DENVER – Growing up with dreams of becoming a professional race car driver, Tracy Trotter had his mind set on moving to North Carolina at a young age. While Trotter never reached the pinnacle of auto racing, the founder and president of Calico Coatings found his niche in the industry, coating high-wear parts for NASCAR teams for more than two decades.
Trotter, a Texas native, was introduced to the coating industry by a friend who was sought out by racing legend A.J. Foyt in the 1970s, when Foyt was having issues with the pistons on his IndyCar.
“My friend was a weekend warrior, helping at the race track on weekends while working for an industrial coating company in Houston,” Trotter said. “A.J. asked him to develop a coating for his pistons so that he wouldn’t be blowing up motors every week.

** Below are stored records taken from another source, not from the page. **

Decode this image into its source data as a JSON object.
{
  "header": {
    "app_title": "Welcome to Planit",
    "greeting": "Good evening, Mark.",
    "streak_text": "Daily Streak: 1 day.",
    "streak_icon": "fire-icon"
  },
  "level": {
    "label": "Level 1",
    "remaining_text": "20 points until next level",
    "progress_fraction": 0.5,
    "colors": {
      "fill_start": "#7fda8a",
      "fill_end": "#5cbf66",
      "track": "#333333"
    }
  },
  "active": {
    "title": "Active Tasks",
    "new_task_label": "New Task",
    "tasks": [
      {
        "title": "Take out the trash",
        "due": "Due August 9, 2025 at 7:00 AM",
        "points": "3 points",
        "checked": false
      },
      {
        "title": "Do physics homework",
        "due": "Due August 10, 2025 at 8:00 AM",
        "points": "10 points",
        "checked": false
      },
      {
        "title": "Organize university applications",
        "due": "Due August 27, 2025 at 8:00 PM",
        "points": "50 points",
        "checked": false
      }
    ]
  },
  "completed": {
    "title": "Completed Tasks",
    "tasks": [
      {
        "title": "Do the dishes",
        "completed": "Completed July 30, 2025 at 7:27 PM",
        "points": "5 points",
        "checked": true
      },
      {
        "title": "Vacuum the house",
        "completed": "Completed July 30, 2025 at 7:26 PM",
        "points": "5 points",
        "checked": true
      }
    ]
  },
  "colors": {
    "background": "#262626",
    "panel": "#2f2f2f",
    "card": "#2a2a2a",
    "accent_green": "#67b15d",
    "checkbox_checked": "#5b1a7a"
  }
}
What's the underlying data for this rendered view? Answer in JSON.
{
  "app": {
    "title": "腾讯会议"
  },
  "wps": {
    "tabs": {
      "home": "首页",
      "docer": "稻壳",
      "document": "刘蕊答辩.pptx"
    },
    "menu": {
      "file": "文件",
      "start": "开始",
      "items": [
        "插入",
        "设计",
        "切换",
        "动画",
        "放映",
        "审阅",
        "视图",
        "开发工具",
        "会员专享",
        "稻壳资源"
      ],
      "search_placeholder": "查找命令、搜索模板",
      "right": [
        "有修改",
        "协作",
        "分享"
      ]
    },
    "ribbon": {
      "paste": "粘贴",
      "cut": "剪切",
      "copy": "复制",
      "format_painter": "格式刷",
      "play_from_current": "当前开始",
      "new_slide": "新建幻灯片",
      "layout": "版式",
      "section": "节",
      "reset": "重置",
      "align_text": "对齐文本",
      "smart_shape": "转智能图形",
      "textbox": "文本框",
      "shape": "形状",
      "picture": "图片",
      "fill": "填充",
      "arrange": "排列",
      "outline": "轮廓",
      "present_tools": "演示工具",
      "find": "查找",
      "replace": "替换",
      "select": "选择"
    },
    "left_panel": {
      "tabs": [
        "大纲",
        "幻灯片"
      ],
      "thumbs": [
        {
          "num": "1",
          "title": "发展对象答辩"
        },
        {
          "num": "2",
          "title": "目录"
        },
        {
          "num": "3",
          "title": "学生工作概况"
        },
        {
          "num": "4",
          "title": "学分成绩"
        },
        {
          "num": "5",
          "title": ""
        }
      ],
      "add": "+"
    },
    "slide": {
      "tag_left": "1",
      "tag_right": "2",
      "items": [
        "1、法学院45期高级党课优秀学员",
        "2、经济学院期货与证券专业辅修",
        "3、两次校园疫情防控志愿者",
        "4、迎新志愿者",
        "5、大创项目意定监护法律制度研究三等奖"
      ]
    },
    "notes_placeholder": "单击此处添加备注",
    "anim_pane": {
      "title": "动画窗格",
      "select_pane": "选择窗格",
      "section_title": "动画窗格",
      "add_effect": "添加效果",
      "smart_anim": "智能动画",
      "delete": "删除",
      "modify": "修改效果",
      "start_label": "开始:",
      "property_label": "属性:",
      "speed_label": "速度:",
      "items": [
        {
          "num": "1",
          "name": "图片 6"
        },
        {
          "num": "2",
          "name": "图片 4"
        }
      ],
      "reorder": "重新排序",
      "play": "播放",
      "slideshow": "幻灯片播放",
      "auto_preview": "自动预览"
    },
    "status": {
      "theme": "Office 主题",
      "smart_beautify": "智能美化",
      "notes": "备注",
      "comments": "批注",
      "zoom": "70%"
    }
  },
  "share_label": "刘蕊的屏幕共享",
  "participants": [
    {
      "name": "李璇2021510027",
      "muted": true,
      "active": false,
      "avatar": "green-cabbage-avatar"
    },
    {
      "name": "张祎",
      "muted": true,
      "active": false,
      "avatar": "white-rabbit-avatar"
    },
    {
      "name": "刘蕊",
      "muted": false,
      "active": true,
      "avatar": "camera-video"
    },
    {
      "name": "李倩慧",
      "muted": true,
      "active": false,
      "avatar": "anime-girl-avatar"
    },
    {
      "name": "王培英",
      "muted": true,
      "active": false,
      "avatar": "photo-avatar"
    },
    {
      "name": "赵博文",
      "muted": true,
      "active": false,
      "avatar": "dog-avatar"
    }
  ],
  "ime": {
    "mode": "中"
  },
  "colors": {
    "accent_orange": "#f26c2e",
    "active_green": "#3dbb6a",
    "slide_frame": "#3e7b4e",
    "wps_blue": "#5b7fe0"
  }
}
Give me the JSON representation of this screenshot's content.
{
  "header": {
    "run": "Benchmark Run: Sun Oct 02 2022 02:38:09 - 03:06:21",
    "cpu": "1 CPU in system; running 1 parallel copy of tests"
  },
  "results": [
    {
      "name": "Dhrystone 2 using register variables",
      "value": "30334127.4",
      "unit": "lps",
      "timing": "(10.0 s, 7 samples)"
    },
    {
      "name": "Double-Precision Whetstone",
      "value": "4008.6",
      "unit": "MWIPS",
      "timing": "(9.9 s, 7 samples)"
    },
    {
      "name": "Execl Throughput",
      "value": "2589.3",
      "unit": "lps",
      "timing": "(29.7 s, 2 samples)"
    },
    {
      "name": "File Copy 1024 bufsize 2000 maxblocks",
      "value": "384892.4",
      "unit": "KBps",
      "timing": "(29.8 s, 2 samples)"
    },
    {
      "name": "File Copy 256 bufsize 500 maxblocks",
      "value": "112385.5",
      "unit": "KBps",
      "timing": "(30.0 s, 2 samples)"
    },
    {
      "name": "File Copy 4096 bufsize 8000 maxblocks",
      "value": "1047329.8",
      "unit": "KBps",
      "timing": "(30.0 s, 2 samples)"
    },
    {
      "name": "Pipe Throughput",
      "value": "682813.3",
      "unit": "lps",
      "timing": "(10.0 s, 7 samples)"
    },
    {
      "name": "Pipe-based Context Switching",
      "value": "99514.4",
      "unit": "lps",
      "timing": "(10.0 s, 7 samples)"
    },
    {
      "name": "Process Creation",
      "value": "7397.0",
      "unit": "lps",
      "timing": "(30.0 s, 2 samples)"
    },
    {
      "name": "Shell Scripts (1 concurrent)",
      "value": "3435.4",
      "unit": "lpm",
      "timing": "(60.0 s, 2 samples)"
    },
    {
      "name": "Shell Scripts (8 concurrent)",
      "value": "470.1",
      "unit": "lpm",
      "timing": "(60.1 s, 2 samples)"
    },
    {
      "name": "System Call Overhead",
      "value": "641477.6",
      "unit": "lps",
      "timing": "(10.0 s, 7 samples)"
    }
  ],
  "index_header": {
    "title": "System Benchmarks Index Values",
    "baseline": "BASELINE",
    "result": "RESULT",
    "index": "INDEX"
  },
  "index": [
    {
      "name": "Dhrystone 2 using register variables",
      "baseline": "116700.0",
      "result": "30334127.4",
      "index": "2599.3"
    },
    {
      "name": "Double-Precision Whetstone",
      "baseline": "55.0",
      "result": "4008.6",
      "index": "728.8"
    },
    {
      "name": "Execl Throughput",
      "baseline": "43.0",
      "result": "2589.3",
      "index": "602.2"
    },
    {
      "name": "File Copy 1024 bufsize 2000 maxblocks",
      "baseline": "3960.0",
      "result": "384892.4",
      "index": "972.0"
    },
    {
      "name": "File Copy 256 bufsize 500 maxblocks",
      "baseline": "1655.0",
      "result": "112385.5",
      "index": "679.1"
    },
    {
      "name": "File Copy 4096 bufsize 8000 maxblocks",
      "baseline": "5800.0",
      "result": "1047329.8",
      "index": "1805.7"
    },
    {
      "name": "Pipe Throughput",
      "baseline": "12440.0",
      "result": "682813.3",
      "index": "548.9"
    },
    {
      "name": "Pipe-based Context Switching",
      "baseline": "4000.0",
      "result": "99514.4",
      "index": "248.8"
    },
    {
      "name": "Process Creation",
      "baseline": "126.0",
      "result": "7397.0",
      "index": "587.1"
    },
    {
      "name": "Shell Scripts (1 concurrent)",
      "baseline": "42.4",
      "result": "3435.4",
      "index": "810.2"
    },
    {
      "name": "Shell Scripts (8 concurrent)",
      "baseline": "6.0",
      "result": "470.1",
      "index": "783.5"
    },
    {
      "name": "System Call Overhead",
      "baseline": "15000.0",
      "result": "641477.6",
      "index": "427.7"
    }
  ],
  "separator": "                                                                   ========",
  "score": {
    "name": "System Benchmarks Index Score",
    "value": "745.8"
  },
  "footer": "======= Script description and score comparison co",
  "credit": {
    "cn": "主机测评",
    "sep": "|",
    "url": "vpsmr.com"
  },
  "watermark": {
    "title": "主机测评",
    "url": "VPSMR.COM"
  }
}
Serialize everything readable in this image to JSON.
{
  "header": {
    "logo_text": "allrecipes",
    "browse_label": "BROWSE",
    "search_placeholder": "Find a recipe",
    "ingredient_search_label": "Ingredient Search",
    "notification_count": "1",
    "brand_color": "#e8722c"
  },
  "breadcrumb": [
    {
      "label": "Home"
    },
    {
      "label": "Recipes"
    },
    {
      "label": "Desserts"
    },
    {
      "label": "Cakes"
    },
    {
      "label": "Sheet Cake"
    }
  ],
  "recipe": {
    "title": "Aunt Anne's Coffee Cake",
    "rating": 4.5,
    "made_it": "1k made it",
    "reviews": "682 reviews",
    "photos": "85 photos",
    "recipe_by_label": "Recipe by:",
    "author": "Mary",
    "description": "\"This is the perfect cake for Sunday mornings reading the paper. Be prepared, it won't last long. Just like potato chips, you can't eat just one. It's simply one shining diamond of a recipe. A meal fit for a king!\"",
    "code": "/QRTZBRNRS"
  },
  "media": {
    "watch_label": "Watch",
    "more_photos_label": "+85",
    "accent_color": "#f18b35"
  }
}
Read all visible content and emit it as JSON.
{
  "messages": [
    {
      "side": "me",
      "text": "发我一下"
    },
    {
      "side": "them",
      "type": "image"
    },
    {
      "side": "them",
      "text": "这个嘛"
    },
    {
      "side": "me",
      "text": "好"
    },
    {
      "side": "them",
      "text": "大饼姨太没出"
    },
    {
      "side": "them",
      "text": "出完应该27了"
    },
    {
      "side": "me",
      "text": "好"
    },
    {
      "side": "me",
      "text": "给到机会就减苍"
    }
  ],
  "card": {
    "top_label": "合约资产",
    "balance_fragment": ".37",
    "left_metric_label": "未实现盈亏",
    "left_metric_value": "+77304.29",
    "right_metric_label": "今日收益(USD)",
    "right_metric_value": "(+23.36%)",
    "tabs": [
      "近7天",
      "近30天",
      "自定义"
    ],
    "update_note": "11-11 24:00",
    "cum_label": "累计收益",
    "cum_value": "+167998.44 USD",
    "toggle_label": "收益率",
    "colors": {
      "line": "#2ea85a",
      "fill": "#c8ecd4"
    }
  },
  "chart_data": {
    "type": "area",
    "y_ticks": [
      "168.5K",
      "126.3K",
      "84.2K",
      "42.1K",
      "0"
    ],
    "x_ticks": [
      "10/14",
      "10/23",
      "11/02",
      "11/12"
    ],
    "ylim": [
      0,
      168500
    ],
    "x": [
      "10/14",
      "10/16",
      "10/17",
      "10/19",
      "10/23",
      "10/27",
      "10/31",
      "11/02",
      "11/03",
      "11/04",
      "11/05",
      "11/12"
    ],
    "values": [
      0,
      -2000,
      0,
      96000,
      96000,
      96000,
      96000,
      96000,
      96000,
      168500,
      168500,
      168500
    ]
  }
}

Once he did that, he decided to open up his own coating shop in Houston, and A.J. was his first customer, so he started coating parts for race teams.”
Years later, after Trotter moved to North Carolina, that same friend partnered with an engine builder for NASCAR driver Rusty Wallace to open a coating company in the Charlotte region, and he hired Trotter to run its daily operations. After several years, Trotter decided to venture out on his own when it became clear that the company’s owner had no desire to expand.
“He retired from racing and he didn’t really want to spend the money or take the necessary risk to grow the company,” Trotter said. “I understood that and I respected that because he worked hard, but I left on good terms in 1997 and started Calico.”
Trotter rented a pair of 1,500-square-foot buildings near N.C. 150, and that’s where Calico got its start, operating with just three employees in its infancy. Prior to Calico, Trotter had only ever coated parts for the auto racing industry, but he knew he’d have to expand his clientele to grow his new business.
“It all started 100 percent in the racing industry, which is a big industry, but it’s not big compared to the oil industry and others outside that world,” Trotter said. “Racing is a billion dollar industry, but it’s still small comparatively speaking.”
In 2004, with the racing market starting to shrink, Trotter started looking for clients outside the world of motorsports. Naturally, Calico began coating parts for the auto industry, but the company also provides its services for the aerospace industry, the military and the oil industry, among others, with plans to slowly expand into the medical field as well.
“We’ve diversified a lot and we do a little bit of everything now,” Trotter said. “Wherever there’s friction, wear or corrosion in an environment with extreme heat, if you want your part to last longer, that’s what we do. Our clients send their parts to us, we coat them to make them more durable, and then send them back.”
That diversification helped Calico maintain during the economic downturn in the late 2000s, in which 40 percent of its clients in the motorsports industry went out of business, according to Trotter. Through it all, Calico has expanded time and time again over the past two decades and now employs nearly 50 people at its state-of-the-art manufacturing and research facility in Denver’s Balsom Ridge Business Park.
Trotter credits his employees, and especially his management staff of Jennifer Jenkins, Tyler Rowe and Chris Smith, for Calico’s sustained success.
“We were really lucky early on to find some people who were dedicated and willing to do whatever it takes to get the job done,” he said. “For example, Jennifer Jenkins, who’s now our new general manager, started working here when she was 20. For her, Tyler and Chris, this is really the only place that they’ve ever worked, and now those three pretty much run the company. Any business is only as good as the people who work there.”
Like the community it calls home, Calico continues to grow, recently adding another 8,500 square feet to help accommodate two new, larger vacuum chambers that will allow the company to coat larger parts.